Exercise
What you return must be the full data, repeated verbatim, with no pictures in it.

Records to use

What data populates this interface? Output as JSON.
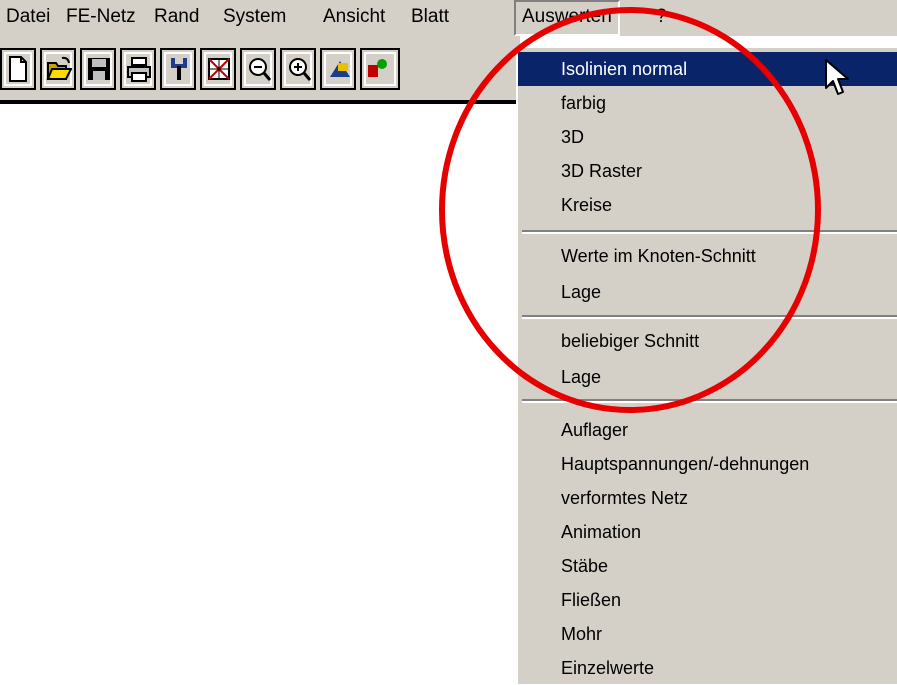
{
  "menubar": {
    "items": [
      "Datei",
      "FE-Netz",
      "Rand",
      "System",
      "Ansicht",
      "Blatt",
      "Auswerten",
      "?"
    ]
  },
  "toolbar": {
    "buttons": [
      {
        "icon": "new-document-icon"
      },
      {
        "icon": "open-folder-icon"
      },
      {
        "icon": "save-disk-icon"
      },
      {
        "icon": "print-icon"
      },
      {
        "icon": "tools-icon"
      },
      {
        "icon": "delete-grid-icon"
      },
      {
        "icon": "zoom-out-icon"
      },
      {
        "icon": "zoom-in-icon"
      },
      {
        "icon": "shape-icon"
      },
      {
        "icon": "color-shapes-icon"
      }
    ]
  },
  "dropdown": {
    "menu": "Auswerten",
    "selected": "Isolinien normal",
    "groups": [
      [
        "Isolinien normal",
        "farbig",
        "3D",
        "3D Raster",
        "Kreise"
      ],
      [
        "Werte im Knoten-Schnitt",
        "Lage"
      ],
      [
        "beliebiger Schnitt",
        "Lage"
      ],
      [
        "Auflager",
        "Hauptspannungen/-dehnungen",
        "verformtes Netz",
        "Animation",
        "Stäbe",
        "Fließen",
        "Mohr",
        "Einzelwerte"
      ]
    ]
  },
  "colors": {
    "menu_bg": "#d4d0c8",
    "highlight": "#0a246a",
    "annotation_circle": "#e60000"
  }
}
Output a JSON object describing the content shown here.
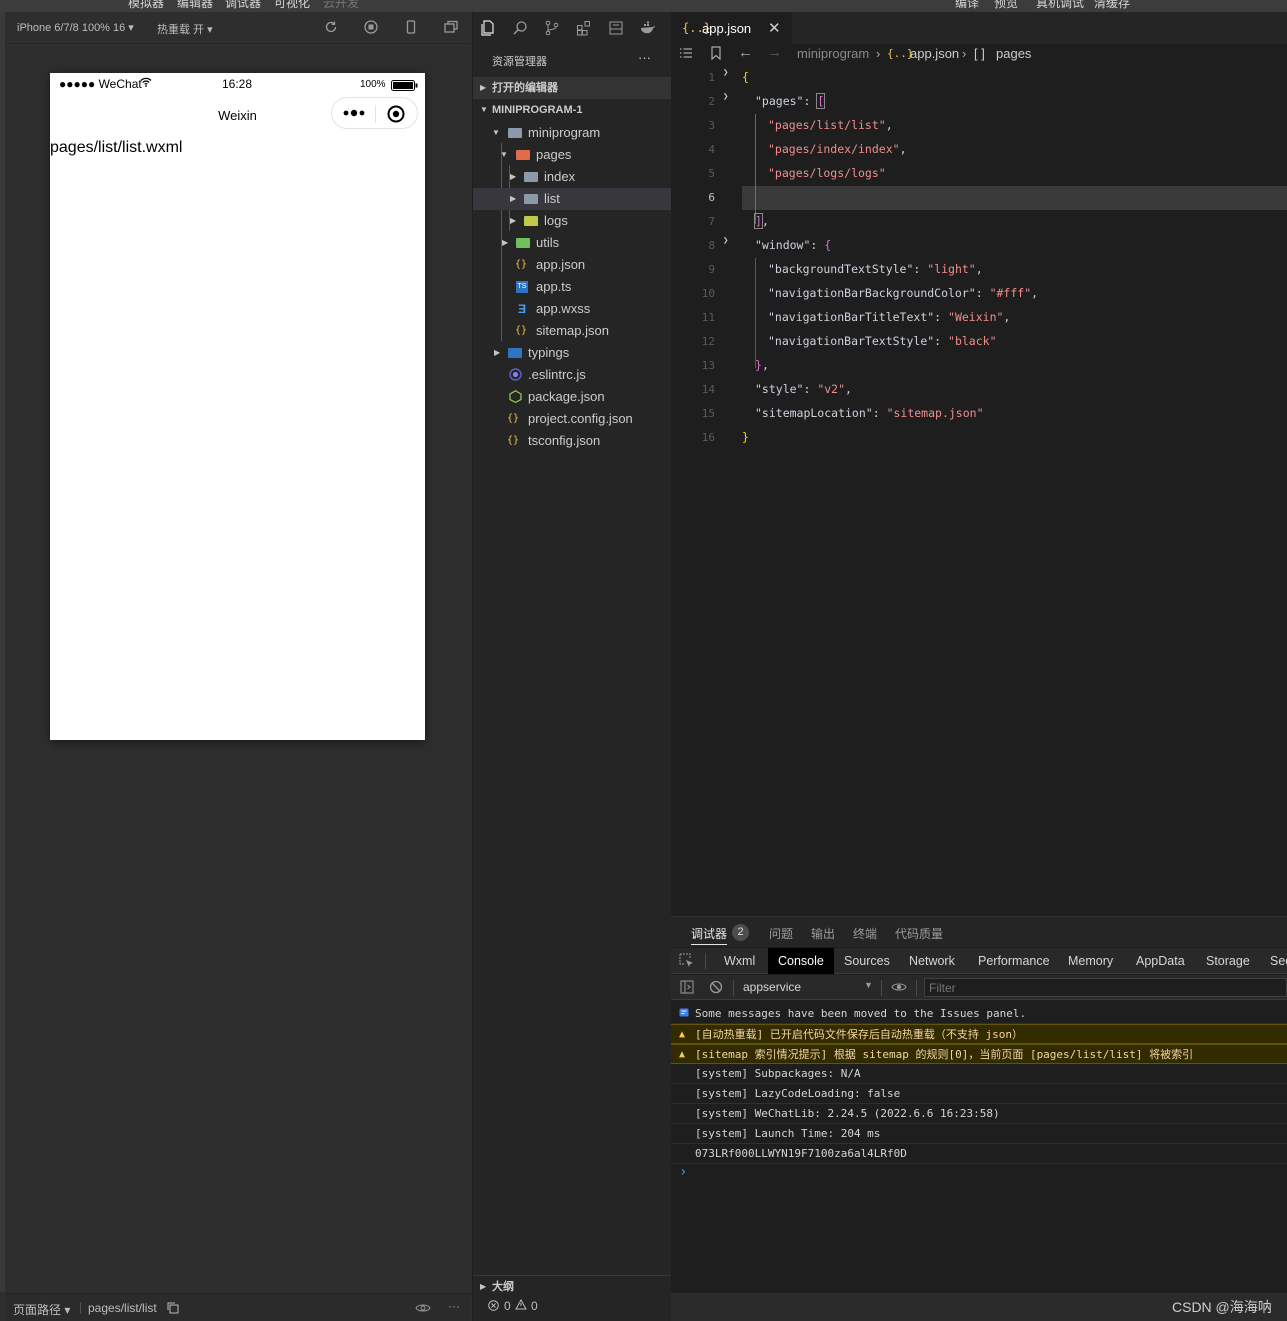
{
  "menu": {
    "items": [
      "模拟器",
      "编辑器",
      "调试器",
      "可视化",
      "云开发"
    ],
    "right_items": [
      "编译",
      "预览",
      "真机调试",
      "清缓存"
    ]
  },
  "simulator": {
    "device_label": "iPhone 6/7/8 100% 16 ▾",
    "hot_reload_label": "热重载 开 ▾",
    "status": {
      "carrier": "●●●●● WeChat",
      "time": "16:28",
      "battery": "100%"
    },
    "nav_title": "Weixin",
    "page_content": "pages/list/list.wxml",
    "footer": {
      "path_label": "页面路径 ▾",
      "path_value": "pages/list/list"
    }
  },
  "explorer": {
    "title": "资源管理器",
    "more": "···",
    "open_editors": "打开的编辑器",
    "project": "MINIPROGRAM-1",
    "tree": {
      "miniprogram": "miniprogram",
      "pages": "pages",
      "index": "index",
      "list": "list",
      "logs": "logs",
      "utils": "utils",
      "app_json": "app.json",
      "app_ts": "app.ts",
      "app_wxss": "app.wxss",
      "sitemap_json": "sitemap.json",
      "typings": "typings",
      "eslintrc": ".eslintrc.js",
      "package_json": "package.json",
      "project_config": "project.config.json",
      "tsconfig": "tsconfig.json"
    },
    "outline": "大纲",
    "errors": "0",
    "warnings": "0"
  },
  "editor": {
    "tab": {
      "icon": "{..}",
      "name": "app.json"
    },
    "breadcrumb": {
      "folder": "miniprogram",
      "file": "app.json",
      "symbol": "pages",
      "file_icon": "{..}",
      "symbol_icon": "[ ]"
    },
    "line_numbers": [
      "1",
      "2",
      "3",
      "4",
      "5",
      "6",
      "7",
      "8",
      "9",
      "10",
      "11",
      "12",
      "13",
      "14",
      "15",
      "16"
    ],
    "code": {
      "pages_key": "\"pages\"",
      "page1": "\"pages/list/list\"",
      "page2": "\"pages/index/index\"",
      "page3": "\"pages/logs/logs\"",
      "window_key": "\"window\"",
      "bts_key": "\"backgroundTextStyle\"",
      "bts_val": "\"light\"",
      "nbbc_key": "\"navigationBarBackgroundColor\"",
      "nbbc_val": "\"#fff\"",
      "nbtt_key": "\"navigationBarTitleText\"",
      "nbtt_val": "\"Weixin\"",
      "nbts_key": "\"navigationBarTextStyle\"",
      "nbts_val": "\"black\"",
      "style_key": "\"style\"",
      "style_val": "\"v2\"",
      "sitemap_key": "\"sitemapLocation\"",
      "sitemap_val": "\"sitemap.json\""
    }
  },
  "panel": {
    "tabs": [
      "调试器",
      "问题",
      "输出",
      "终端",
      "代码质量"
    ],
    "debugger_badge": "2",
    "devtools_tabs": [
      "Wxml",
      "Console",
      "Sources",
      "Network",
      "Performance",
      "Memory",
      "AppData",
      "Storage",
      "Sec"
    ],
    "context": "appservice",
    "filter_placeholder": "Filter",
    "messages": [
      "Some messages have been moved to the Issues panel.",
      "[自动热重载] 已开启代码文件保存后自动热重载（不支持 json）",
      "[sitemap 索引情况提示] 根据 sitemap 的规则[0]，当前页面 [pages/list/list] 将被索引",
      "[system] Subpackages: N/A",
      "[system] LazyCodeLoading: false",
      "[system] WeChatLib: 2.24.5 (2022.6.6 16:23:58)",
      "[system] Launch Time: 204 ms",
      "073LRf000LLWYN19F7100za6al4LRf0D"
    ],
    "prompt": "›"
  },
  "watermark": "CSDN @海海呐",
  "colors": {
    "accent": "#0e639c",
    "warning_bg": "#332b00",
    "string": "#f08d8d"
  }
}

Answer to the problem
What data populates this interface? Output as JSON.
{
  "menubar": {
    "items": [
      "Datei",
      "FE-Netz",
      "Rand",
      "System",
      "Ansicht",
      "Blatt",
      "Auswerten",
      "?"
    ]
  },
  "toolbar": {
    "buttons": [
      {
        "icon": "new-document-icon"
      },
      {
        "icon": "open-folder-icon"
      },
      {
        "icon": "save-disk-icon"
      },
      {
        "icon": "print-icon"
      },
      {
        "icon": "tools-icon"
      },
      {
        "icon": "delete-grid-icon"
      },
      {
        "icon": "zoom-out-icon"
      },
      {
        "icon": "zoom-in-icon"
      },
      {
        "icon": "shape-icon"
      },
      {
        "icon": "color-shapes-icon"
      }
    ]
  },
  "dropdown": {
    "menu": "Auswerten",
    "selected": "Isolinien normal",
    "groups": [
      [
        "Isolinien normal",
        "farbig",
        "3D",
        "3D Raster",
        "Kreise"
      ],
      [
        "Werte im Knoten-Schnitt",
        "Lage"
      ],
      [
        "beliebiger Schnitt",
        "Lage"
      ],
      [
        "Auflager",
        "Hauptspannungen/-dehnungen",
        "verformtes Netz",
        "Animation",
        "Stäbe",
        "Fließen",
        "Mohr",
        "Einzelwerte"
      ]
    ]
  },
  "colors": {
    "menu_bg": "#d4d0c8",
    "highlight": "#0a246a",
    "annotation_circle": "#e60000"
  }
}
Output a JSON object describing the content shown here.
{
  "menu": {
    "items": [
      "模拟器",
      "编辑器",
      "调试器",
      "可视化",
      "云开发"
    ],
    "right_items": [
      "编译",
      "预览",
      "真机调试",
      "清缓存"
    ]
  },
  "simulator": {
    "device_label": "iPhone 6/7/8 100% 16 ▾",
    "hot_reload_label": "热重载 开 ▾",
    "status": {
      "carrier": "●●●●● WeChat",
      "time": "16:28",
      "battery": "100%"
    },
    "nav_title": "Weixin",
    "page_content": "pages/list/list.wxml",
    "footer": {
      "path_label": "页面路径 ▾",
      "path_value": "pages/list/list"
    }
  },
  "explorer": {
    "title": "资源管理器",
    "more": "···",
    "open_editors": "打开的编辑器",
    "project": "MINIPROGRAM-1",
    "tree": {
      "miniprogram": "miniprogram",
      "pages": "pages",
      "index": "index",
      "list": "list",
      "logs": "logs",
      "utils": "utils",
      "app_json": "app.json",
      "app_ts": "app.ts",
      "app_wxss": "app.wxss",
      "sitemap_json": "sitemap.json",
      "typings": "typings",
      "eslintrc": ".eslintrc.js",
      "package_json": "package.json",
      "project_config": "project.config.json",
      "tsconfig": "tsconfig.json"
    },
    "outline": "大纲",
    "errors": "0",
    "warnings": "0"
  },
  "editor": {
    "tab": {
      "icon": "{..}",
      "name": "app.json"
    },
    "breadcrumb": {
      "folder": "miniprogram",
      "file": "app.json",
      "symbol": "pages",
      "file_icon": "{..}",
      "symbol_icon": "[ ]"
    },
    "line_numbers": [
      "1",
      "2",
      "3",
      "4",
      "5",
      "6",
      "7",
      "8",
      "9",
      "10",
      "11",
      "12",
      "13",
      "14",
      "15",
      "16"
    ],
    "code": {
      "pages_key": "\"pages\"",
      "page1": "\"pages/list/list\"",
      "page2": "\"pages/index/index\"",
      "page3": "\"pages/logs/logs\"",
      "window_key": "\"window\"",
      "bts_key": "\"backgroundTextStyle\"",
      "bts_val": "\"light\"",
      "nbbc_key": "\"navigationBarBackgroundColor\"",
      "nbbc_val": "\"#fff\"",
      "nbtt_key": "\"navigationBarTitleText\"",
      "nbtt_val": "\"Weixin\"",
      "nbts_key": "\"navigationBarTextStyle\"",
      "nbts_val": "\"black\"",
      "style_key": "\"style\"",
      "style_val": "\"v2\"",
      "sitemap_key": "\"sitemapLocation\"",
      "sitemap_val": "\"sitemap.json\""
    }
  },
  "panel": {
    "tabs": [
      "调试器",
      "问题",
      "输出",
      "终端",
      "代码质量"
    ],
    "debugger_badge": "2",
    "devtools_tabs": [
      "Wxml",
      "Console",
      "Sources",
      "Network",
      "Performance",
      "Memory",
      "AppData",
      "Storage",
      "Sec"
    ],
    "context": "appservice",
    "filter_placeholder": "Filter",
    "messages": [
      "Some messages have been moved to the Issues panel.",
      "[自动热重载] 已开启代码文件保存后自动热重载（不支持 json）",
      "[sitemap 索引情况提示] 根据 sitemap 的规则[0]，当前页面 [pages/list/list] 将被索引",
      "[system] Subpackages: N/A",
      "[system] LazyCodeLoading: false",
      "[system] WeChatLib: 2.24.5 (2022.6.6 16:23:58)",
      "[system] Launch Time: 204 ms",
      "073LRf000LLWYN19F7100za6al4LRf0D"
    ],
    "prompt": "›"
  },
  "watermark": "CSDN @海海呐",
  "colors": {
    "accent": "#0e639c",
    "warning_bg": "#332b00",
    "string": "#f08d8d"
  }
}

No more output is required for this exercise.